Published on September 28th, 2012 | by ALICE0
Comic Review: Pope Hats issue #3
Last week I went to the launch party for Ethan Rilly’s Pope Hats #3. I dig going to Beguiling Book launches because the author goes on stage and talks at length about his (or her) work & sometimes there is an interview (call me Beguiling, I’ll interview). In this case, Ethan Rilly was joined on stage by Michael DeForge, a fellow Canadian comic book author, and they interviewed each other which was very interesting and way entertaining. Anyway, after the fun of the launch I went home to re-read the previous issues and dive into #3. I gotta say I really dig it, the first issue is a little rough but 2&3 are spot on!
There is a way cartoonists tell a story that isn’t just one awesome thing, but a culmination of many skills that affect the overall experience of the comic and Ethan Rilly is very close to mastering it. The story centres on Frances, a girl in her mid twenties who is successful in her job as a law clerk, and her roommate Vickie, an aspiring actress and alcoholic. The issue follows the girls’ success, unhappiness and their drifting apart.
There are 40 pages in this issue but the vibe of the pacing makes it feel longer -in a good way. Everything in Pope Hats is there for a reason, each line of dialogue, every awkward glance, each scenic panel has a purpose even though some parts don’t seem that way until the issue is viewed as a whole. The flow of the issue is captivating and draws you into the characters’ struggle, as the issue emotes to the reader how the characters feel: ‘this is just the way it is’. The story really puts forth a feeling – the sense that success in the workplace may not be as fulfilling as one would hope & that one must find their own happiness…. then again that might just be my interpretation.
Frances is a rising star at the law firm, though she didn’t ask to be, she does her work, keeps to herself and leaves her opinions and feelings out of the workplace. All of which makes her a great listener for the rest of the disgruntled, and disillusioned employees around her whether they be superiors; “Frances you’re a blue chip performer. I’m interested in your future” or subordinates; “You’re being groomed … You should be proud”. While the only thing on Frances’s mind is her pressing insomnia and how she should feel based on other people’s opinions.
One of the really neat aspects of the comics is the scenery; it’s subtle in a way but then again so clearly Toronto. I can almost tell you the apartment on Ossington Street that Frances and Vickie live in, or that Frances just passed Central Tech on her walk. I like how it isn’t super obvious – no CN tower looming in every background, it is only something that you see if you lived in the city, or listened to Rilly talk about backgrounds in the book. The art is straightforward in a detailed type of way – the characters are never quite as fleshed out as the backgrounds but it may be intentional so the reader can place themselves in characters shoes.
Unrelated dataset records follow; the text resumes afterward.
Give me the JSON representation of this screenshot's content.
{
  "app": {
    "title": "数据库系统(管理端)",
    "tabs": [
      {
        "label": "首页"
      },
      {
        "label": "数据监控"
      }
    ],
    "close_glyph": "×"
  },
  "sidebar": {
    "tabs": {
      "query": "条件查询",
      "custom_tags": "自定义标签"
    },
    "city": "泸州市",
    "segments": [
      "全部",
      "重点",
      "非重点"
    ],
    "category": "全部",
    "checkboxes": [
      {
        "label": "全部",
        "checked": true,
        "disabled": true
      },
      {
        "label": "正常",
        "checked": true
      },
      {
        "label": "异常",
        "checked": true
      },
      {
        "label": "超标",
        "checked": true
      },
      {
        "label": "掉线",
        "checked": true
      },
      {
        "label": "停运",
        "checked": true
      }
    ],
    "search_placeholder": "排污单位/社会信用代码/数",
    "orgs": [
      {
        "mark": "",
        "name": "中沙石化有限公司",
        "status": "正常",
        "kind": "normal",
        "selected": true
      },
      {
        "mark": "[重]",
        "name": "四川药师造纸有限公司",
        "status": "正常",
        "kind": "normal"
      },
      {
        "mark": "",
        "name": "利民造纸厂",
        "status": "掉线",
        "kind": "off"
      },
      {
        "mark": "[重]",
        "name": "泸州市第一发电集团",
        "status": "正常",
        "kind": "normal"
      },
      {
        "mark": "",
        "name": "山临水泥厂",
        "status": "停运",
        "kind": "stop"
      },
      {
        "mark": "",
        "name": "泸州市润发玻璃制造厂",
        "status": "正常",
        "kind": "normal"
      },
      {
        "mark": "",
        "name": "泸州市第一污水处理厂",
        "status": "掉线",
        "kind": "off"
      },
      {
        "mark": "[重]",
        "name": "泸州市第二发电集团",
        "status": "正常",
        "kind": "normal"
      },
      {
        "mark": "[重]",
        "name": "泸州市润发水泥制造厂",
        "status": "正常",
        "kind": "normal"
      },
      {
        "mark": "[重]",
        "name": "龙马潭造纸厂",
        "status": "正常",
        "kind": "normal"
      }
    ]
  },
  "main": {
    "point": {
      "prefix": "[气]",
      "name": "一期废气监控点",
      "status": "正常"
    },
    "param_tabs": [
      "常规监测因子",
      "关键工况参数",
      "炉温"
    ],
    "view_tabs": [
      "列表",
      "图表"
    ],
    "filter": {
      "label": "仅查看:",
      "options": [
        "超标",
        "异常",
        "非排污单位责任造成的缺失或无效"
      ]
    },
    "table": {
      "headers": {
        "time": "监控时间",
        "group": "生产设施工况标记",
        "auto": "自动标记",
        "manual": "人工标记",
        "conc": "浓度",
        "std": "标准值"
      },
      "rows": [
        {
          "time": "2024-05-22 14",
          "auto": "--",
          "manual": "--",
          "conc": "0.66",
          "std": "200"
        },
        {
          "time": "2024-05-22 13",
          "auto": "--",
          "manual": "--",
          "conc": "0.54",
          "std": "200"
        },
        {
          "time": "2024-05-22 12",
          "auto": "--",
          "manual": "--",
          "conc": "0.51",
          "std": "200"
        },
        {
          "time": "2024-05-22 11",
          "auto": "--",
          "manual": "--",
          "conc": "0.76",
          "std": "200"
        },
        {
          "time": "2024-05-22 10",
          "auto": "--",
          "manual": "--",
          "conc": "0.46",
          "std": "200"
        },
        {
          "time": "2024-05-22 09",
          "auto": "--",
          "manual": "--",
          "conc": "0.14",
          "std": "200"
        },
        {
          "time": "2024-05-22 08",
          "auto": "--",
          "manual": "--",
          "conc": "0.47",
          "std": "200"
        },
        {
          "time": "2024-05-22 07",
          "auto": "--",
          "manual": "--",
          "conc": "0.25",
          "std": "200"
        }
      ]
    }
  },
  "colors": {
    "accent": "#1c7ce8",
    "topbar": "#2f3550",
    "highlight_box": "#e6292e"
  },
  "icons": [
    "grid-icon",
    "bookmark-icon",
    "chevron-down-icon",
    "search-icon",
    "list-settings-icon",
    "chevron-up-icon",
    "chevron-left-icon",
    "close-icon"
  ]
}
There are many themes running through this book and I think the central prevailing thing is the attitude that Frances (and to some extent) Vickie subscribes to: “Today I’m crap but tomorrow I’ll be good”